One of the difficult things about being an engineer (…besides everything you’ve just thought of…) is being able to recognise your own competency.
Knowing your own competency is essential, especially in high-risk industries like pipelines and other potentially hazardous industries. Similarly, knowing the competency of the others around you is essential too.
Not often contemplated is that there are two kinds of competencies: knowledge, and behavioural competencies.
A person can be very competent in knowledge, but behave terribly: unethically and without principles. That makes the knowledge, while useful, perhaps less value. On the other hand, you can have an ethical, principled person who keeps making mistakes. Neither is a good situation.
The contents of pipelines are, more often than not, flowing under pressure. A factor in the design and operation of pipelines, is whether it is designed to operate at “high” pressure or “low” pressure. The lines into our houses operate at a very low pressure. The cross-country transmission lines flow at a high pressure.
Those of us who work with pipelines are also, often, under pressure. Sometimes low pressure, and sometimes high pressure. There are budgets, schedules, compliance, and safety issues to face.
It’s a pressure we are proud to bear: we are serving society and responding to customer needs. But often we’re faced with difficult situation and scenarios, that test our principles, test our ability to handle the pressure.
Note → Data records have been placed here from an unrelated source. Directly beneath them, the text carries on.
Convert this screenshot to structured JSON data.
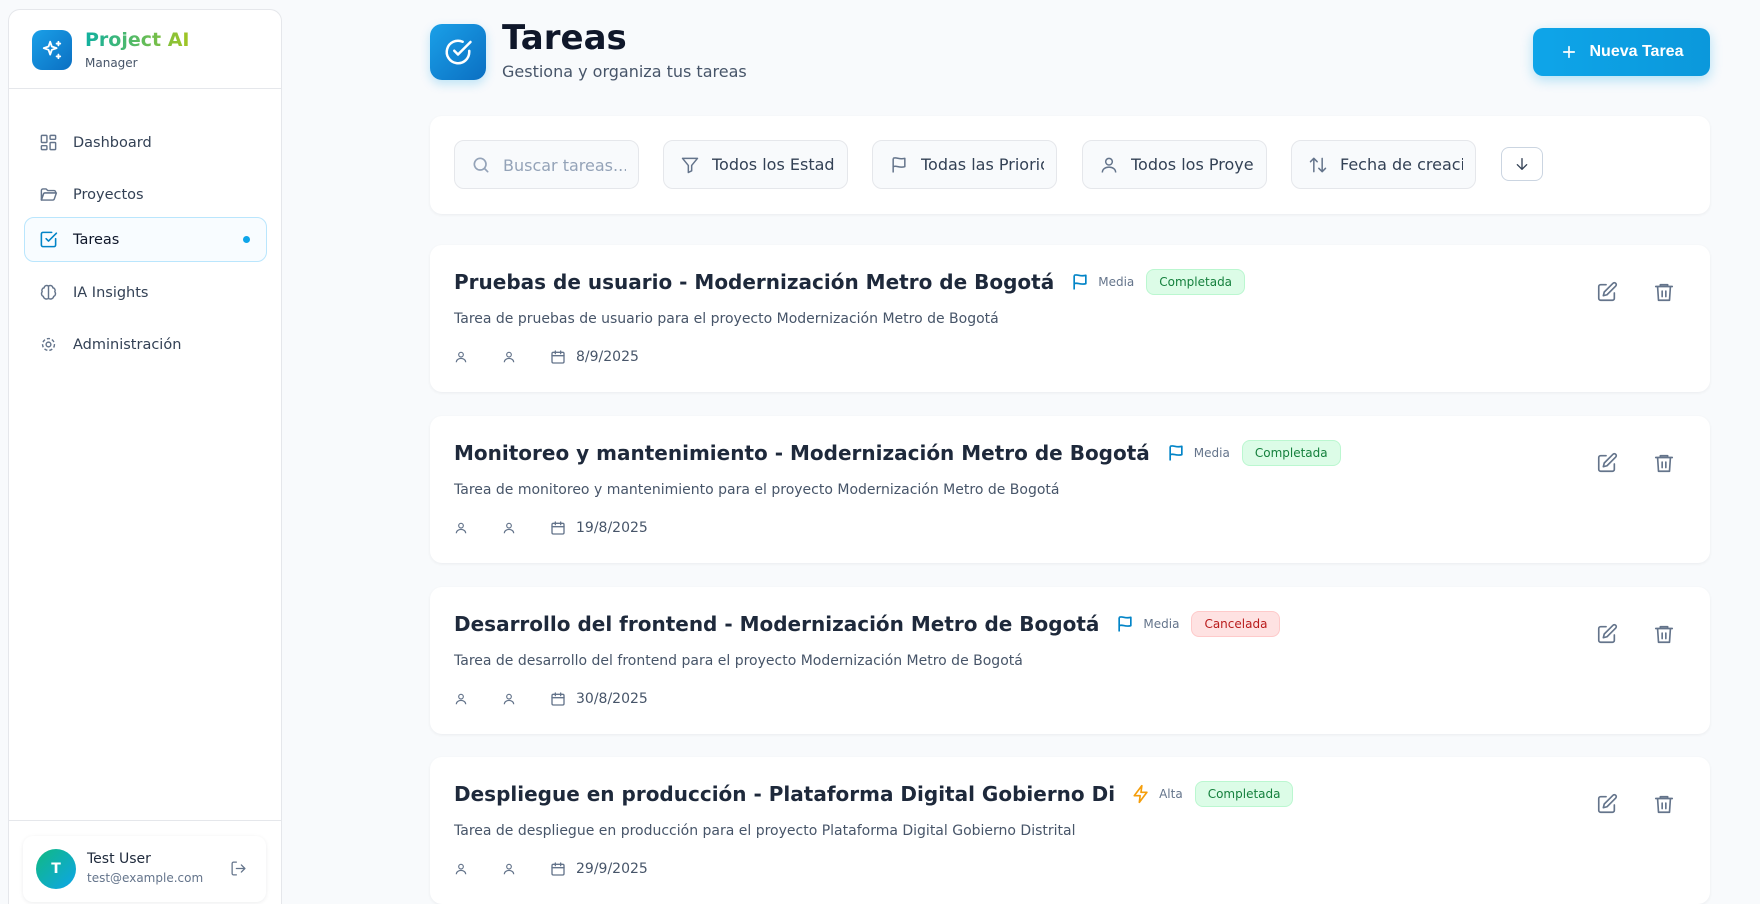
{
  "app": {
    "name": "Project AI",
    "subtitle": "Manager"
  },
  "colors": {
    "accent": "#0ea5e9",
    "brand_gradient_start": "#10b0a0",
    "brand_gradient_end": "#a2c523",
    "completed": "#15803d",
    "cancelled": "#b91c1c",
    "high_priority": "#f59e0b"
  },
  "sidebar": {
    "items": [
      {
        "label": "Dashboard",
        "icon": "dashboard-grid-icon",
        "active": false
      },
      {
        "label": "Proyectos",
        "icon": "folder-icon",
        "active": false
      },
      {
        "label": "Tareas",
        "icon": "checkbox-icon",
        "active": true
      },
      {
        "label": "IA Insights",
        "icon": "brain-icon",
        "active": false
      },
      {
        "label": "Administración",
        "icon": "gear-icon",
        "active": false
      }
    ]
  },
  "user": {
    "initial": "T",
    "name": "Test User",
    "email": "test@example.com"
  },
  "header": {
    "title": "Tareas",
    "subtitle": "Gestiona y organiza tus tareas",
    "new_button": "Nueva Tarea"
  },
  "filters": {
    "search_placeholder": "Buscar tareas...",
    "status": "Todos los Estados",
    "priority": "Todas las Prioridades",
    "project": "Todos los Proyectos",
    "sort_by": "Fecha de creación",
    "sort_direction_icon": "arrow-down-icon"
  },
  "tasks": [
    {
      "title": "Pruebas de usuario - Modernización Metro de Bogotá",
      "priority": "Media",
      "priority_icon": "flag-icon",
      "status": "Completada",
      "description": "Tarea de pruebas de usuario para el proyecto Modernización Metro de Bogotá",
      "date": "8/9/2025"
    },
    {
      "title": "Monitoreo y mantenimiento - Modernización Metro de Bogotá",
      "priority": "Media",
      "priority_icon": "flag-icon",
      "status": "Completada",
      "description": "Tarea de monitoreo y mantenimiento para el proyecto Modernización Metro de Bogotá",
      "date": "19/8/2025"
    },
    {
      "title": "Desarrollo del frontend - Modernización Metro de Bogotá",
      "priority": "Media",
      "priority_icon": "flag-icon",
      "status": "Cancelada",
      "description": "Tarea de desarrollo del frontend para el proyecto Modernización Metro de Bogotá",
      "date": "30/8/2025"
    },
    {
      "title": "Despliegue en producción - Plataforma Digital Gobierno Di",
      "priority": "Alta",
      "priority_icon": "lightning-icon",
      "status": "Completada",
      "description": "Tarea de despliegue en producción para el proyecto Plataforma Digital Gobierno Distrital",
      "date": "29/9/2025"
    }
  ]
}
There’s now a reference resource to help. The Australian Pipeline and Gas Association (APGA), in conjunction with the Future Fuels Cooperative Research Centre (FFCRC), have published a guidance document to help with the scenarios we face. It was put together by a group of industry leaders – many of whom are part of this AS2885.info wiki and blog.
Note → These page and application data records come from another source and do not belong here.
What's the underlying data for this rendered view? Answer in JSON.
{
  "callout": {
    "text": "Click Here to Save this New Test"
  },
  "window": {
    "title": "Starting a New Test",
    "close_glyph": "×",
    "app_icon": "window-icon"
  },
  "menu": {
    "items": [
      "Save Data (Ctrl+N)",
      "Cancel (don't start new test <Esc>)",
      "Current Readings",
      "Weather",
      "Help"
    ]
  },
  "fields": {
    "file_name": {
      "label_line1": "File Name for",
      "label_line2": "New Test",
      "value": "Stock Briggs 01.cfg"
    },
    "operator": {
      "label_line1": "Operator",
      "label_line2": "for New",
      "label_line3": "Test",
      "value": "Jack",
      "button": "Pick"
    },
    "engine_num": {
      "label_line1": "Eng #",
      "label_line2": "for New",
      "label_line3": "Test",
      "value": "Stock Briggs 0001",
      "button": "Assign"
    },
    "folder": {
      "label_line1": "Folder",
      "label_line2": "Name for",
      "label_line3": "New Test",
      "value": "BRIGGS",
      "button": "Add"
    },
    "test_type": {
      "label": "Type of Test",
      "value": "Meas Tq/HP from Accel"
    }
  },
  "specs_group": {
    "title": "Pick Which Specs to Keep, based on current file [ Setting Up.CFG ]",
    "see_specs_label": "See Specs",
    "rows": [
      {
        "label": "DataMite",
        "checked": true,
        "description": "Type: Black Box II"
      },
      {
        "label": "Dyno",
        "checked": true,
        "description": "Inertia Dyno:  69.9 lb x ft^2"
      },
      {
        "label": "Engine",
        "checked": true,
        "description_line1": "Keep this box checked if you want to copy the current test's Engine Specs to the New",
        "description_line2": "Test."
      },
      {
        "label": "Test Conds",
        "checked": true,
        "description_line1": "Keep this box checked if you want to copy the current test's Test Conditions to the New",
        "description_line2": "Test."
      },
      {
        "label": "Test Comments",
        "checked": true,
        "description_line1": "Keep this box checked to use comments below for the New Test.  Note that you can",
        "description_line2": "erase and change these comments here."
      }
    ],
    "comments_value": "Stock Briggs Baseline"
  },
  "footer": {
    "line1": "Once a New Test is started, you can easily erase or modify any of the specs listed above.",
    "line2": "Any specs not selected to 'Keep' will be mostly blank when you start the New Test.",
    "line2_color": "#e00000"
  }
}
The publication can be found here: Public Safety in the Pipeline Industry: Engineering Practice Guide.